The YAK is a public-key authenticated key agreement protocol. It is considered the simplest among the related protocols, including MQV, HMQV, Station-to-Station protocol, SSL/TLS etc. The authentication is based on public key pairs. As with other protocols, YAK normally requires a Public Key Infrastructure to distribute authentic public keys to the communicating parties. The author suggests that YAK may be unencumbered by patent.
Two parties, Alice and Bob, agree on a group with generator of prime order in which the discrete log problem is hard. Typically a Schnorr group is used. In general, YAK can use any prime order group that is suitable for public key cryptography, including elliptic curve cryptography. Let be Alice's long-term public key and be Bob's. The protocol executes in one round.
One round: Alice selects and sends out together with a zero-knowledge proof (using for example Schnorr signature) for the proof of the exponent . Similarly, Bob selects and sends out together with a zero-knowledge proof for the proof of the exponent .
The above communication can be completed in one round as neither party depends on the other. When it finishes, Alice and Bob verify the received zero-knowledge proofs. Alice then computes . Similarly, Bob computes . With the same keying material , Alice and Bob can derive a session key using a cryptographic hash function: .

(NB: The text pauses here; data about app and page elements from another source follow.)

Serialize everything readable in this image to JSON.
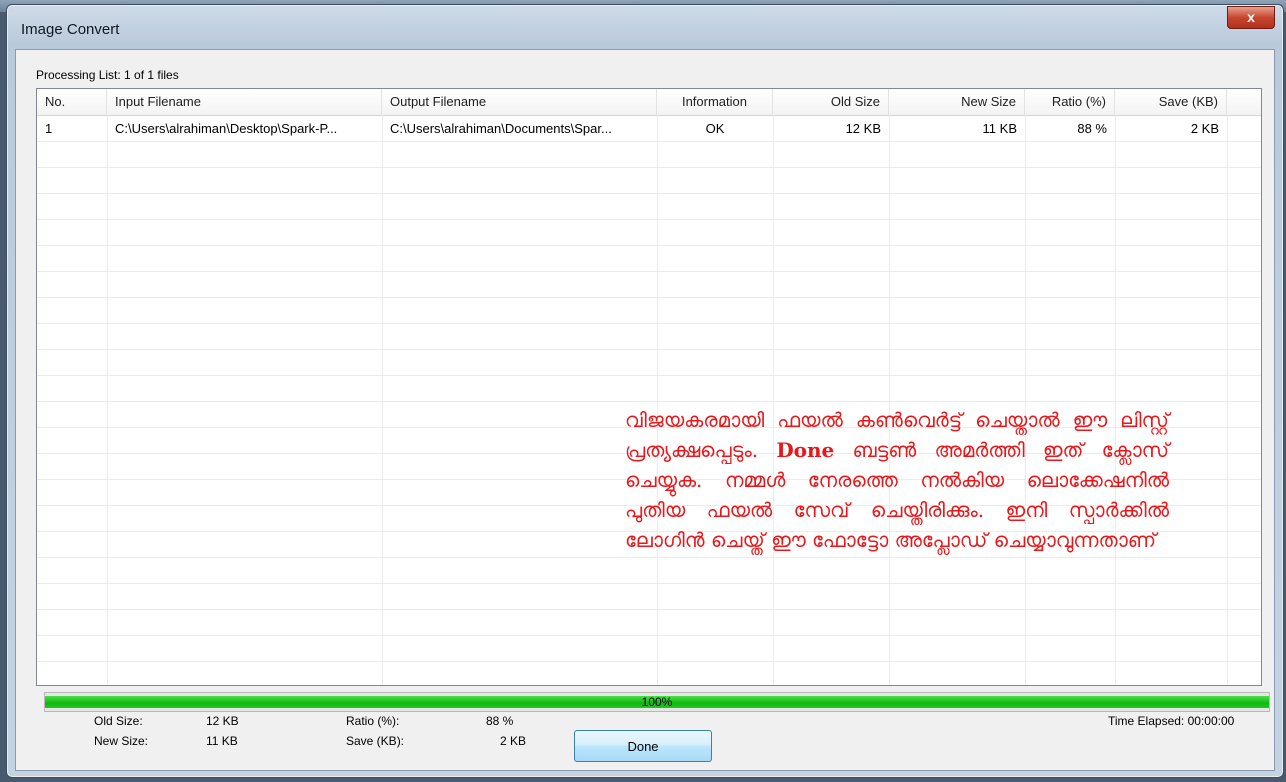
{
  "window": {
    "title": "Image Convert",
    "close_glyph": "x"
  },
  "list": {
    "caption": "Processing List: 1 of 1 files",
    "columns": [
      "No.",
      "Input Filename",
      "Output Filename",
      "Information",
      "Old Size",
      "New Size",
      "Ratio (%)",
      "Save (KB)"
    ],
    "rows": [
      {
        "no": "1",
        "input": "C:\\Users\\alrahiman\\Desktop\\Spark-P...",
        "output": "C:\\Users\\alrahiman\\Documents\\Spar...",
        "info": "OK",
        "old_size": "12 KB",
        "new_size": "11 KB",
        "ratio": "88 %",
        "save": "2 KB"
      }
    ]
  },
  "note": {
    "text_part1": "വിജയകരമായി ഫയൽ കൺവെർട്ട് ചെയ്താൽ ഈ ലിസ്റ്റ് പ്രത്യക്ഷപ്പെടും. ",
    "text_bold": "Done",
    "text_part2": " ബട്ടൺ അമർത്തി ഇത് ക്ലോസ് ചെയ്യുക. നമ്മൾ നേരത്തെ നൽകിയ ലൊക്കേഷനിൽ പുതിയ ഫയൽ സേവ് ചെയ്തിരിക്കും. ഇനി സ്പാർക്കിൽ ലോഗിൻ ചെയ്ത് ഈ ഫോട്ടോ അപ്ലോഡ് ചെയ്യാവുന്നതാണ്"
  },
  "progress": {
    "value": 1.0,
    "label": "100%"
  },
  "stats": {
    "old_size_label": "Old Size:",
    "old_size_value": "12 KB",
    "new_size_label": "New Size:",
    "new_size_value": "11 KB",
    "ratio_label": "Ratio (%):",
    "ratio_value": "88 %",
    "save_label": "Save (KB):",
    "save_value": "2 KB",
    "time_elapsed": "Time Elapsed: 00:00:00"
  },
  "done_button": {
    "label": "Done"
  }
}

Given that the underlying zero knowledge proof primitive is secure, the YAK protocol is proved to fulfill the following properties.
- Private key security - An attacker cannot learn the user's static private key even if he is able to learn all session specific secrets in any compromised session.

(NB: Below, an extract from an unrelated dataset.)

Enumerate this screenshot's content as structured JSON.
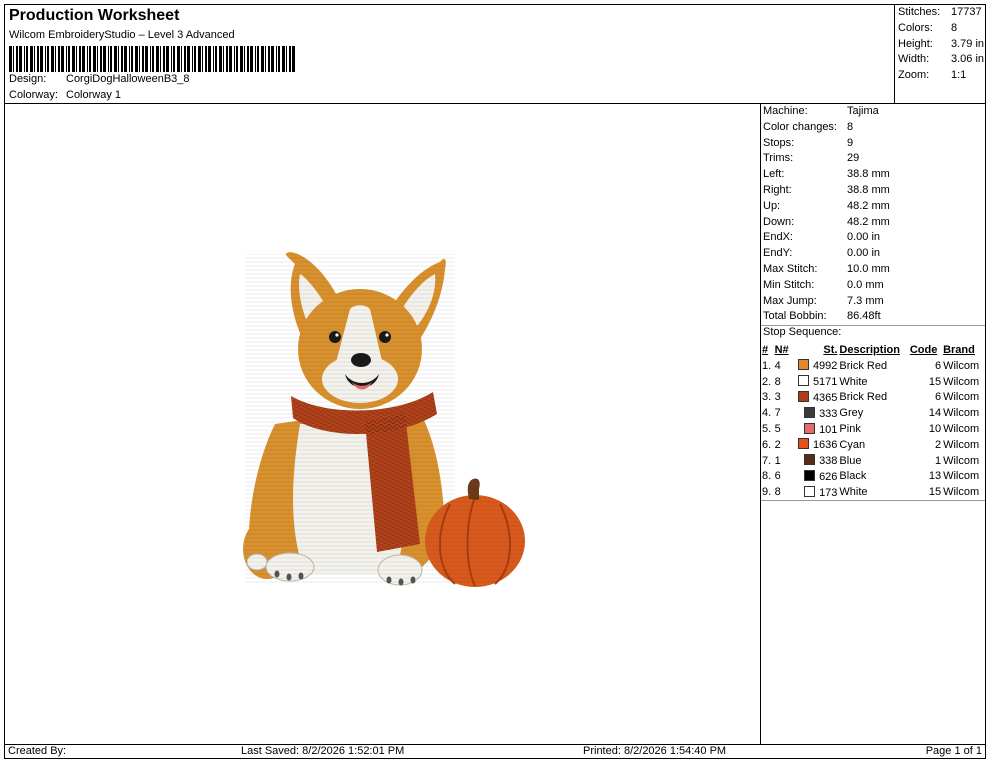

- Full forward secrecy - Session keys that were securely established in the past uncorrupted sessions will remain incomputable in the future even when both users' static private keys are disclosed.
- Session key security - An attacker cannot compute the session key if he impersonates a user but has no access to the user's private key.
- F. Hao, On Robust Key Agreement Based on Public Key Authentication. Proceedings of the 14th International Conference on Financial Cryptography and Data Security, Tenerife, Spain, LNCS 6052, pp. 383-390, Jan, 2010.